We are very excited at the Alliance for Aging Research to announce that Linda Fried, MD, MPH, Dean of Columbia University’s Mailman School of Public Health, is the recipient of this year’s MetLife Foundation Silver Scholar Award. Dr. Fried is a well-respected and well-known scholar and was selected in honor of her innovative work contributing pragmatic solutions to address the rising cost of health care associated with the aging of our nation, preventive strategies aimed at keeping aging populations healthier longer, and thought leadership on the positive contributions that greater longevity brings to society.

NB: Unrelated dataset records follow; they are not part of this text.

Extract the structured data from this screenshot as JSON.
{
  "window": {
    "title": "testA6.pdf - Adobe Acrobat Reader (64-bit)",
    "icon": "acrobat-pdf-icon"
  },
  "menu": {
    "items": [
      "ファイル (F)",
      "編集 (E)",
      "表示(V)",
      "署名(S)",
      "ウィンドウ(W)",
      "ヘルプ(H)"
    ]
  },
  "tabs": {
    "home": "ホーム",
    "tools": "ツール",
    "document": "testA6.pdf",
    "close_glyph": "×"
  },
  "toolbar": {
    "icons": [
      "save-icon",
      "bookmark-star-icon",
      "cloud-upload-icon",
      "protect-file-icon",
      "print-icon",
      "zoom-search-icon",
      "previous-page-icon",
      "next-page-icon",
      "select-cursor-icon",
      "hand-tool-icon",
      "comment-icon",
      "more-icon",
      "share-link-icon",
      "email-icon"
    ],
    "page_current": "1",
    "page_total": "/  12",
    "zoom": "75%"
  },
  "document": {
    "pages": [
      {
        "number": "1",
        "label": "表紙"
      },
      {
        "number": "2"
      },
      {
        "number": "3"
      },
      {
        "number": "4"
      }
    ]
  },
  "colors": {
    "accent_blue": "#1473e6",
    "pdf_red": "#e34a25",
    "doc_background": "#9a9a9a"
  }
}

This week in the Wall-Street Journal Dr. Els Torreele, director of the Access to Essential Medicines Initiative of the Open Society Foundation's Public Health Program based in New York, and Dr. Josh Bloom, director of chemical and pharmaceutical sciences at the American Council on Science and Health also based in New York, were asked an interesting question; should patents on pharmaceuticals be extended to encourage innovation?
Conventional political wisdom holds that economics will dominate the Presidential contest this year. That may be true, but increasingly clashes over scientific issues roil the American political waters: think global climate change, sex education, evolution, and Plan-B the so-called morning after pill.
Americans are living longer than ever – and that’s something to be thankful for. As Time points out, our oldest population is getting older as well.
It was reported on the NBC Today Show that type 2 diabetes is on the rise worldwide – the number of adults suffering from the disease has doubled since 1980, and will double again by 2030. Why the uptick? Anchor Natalie Morales attributed the increase to “weight gain and a sedentary lifestyle.” There’s only one problem: It’s not true.
A story from the Agence France-Press wire service documents the strides being taken toward greater understanding of the aging process. The AFP highlighted a new technique out of France by which “cells from elderly donors can be rejuvenated as stem cells, erasing the ravages of age and showing that aging is reversible.”
Here at the Alliance for Aging Research we are huge fans of the African naked mole rat. Now, why would anyone love a 4-inch squinty-eyed hairless wrinkled rodent with buck teeth?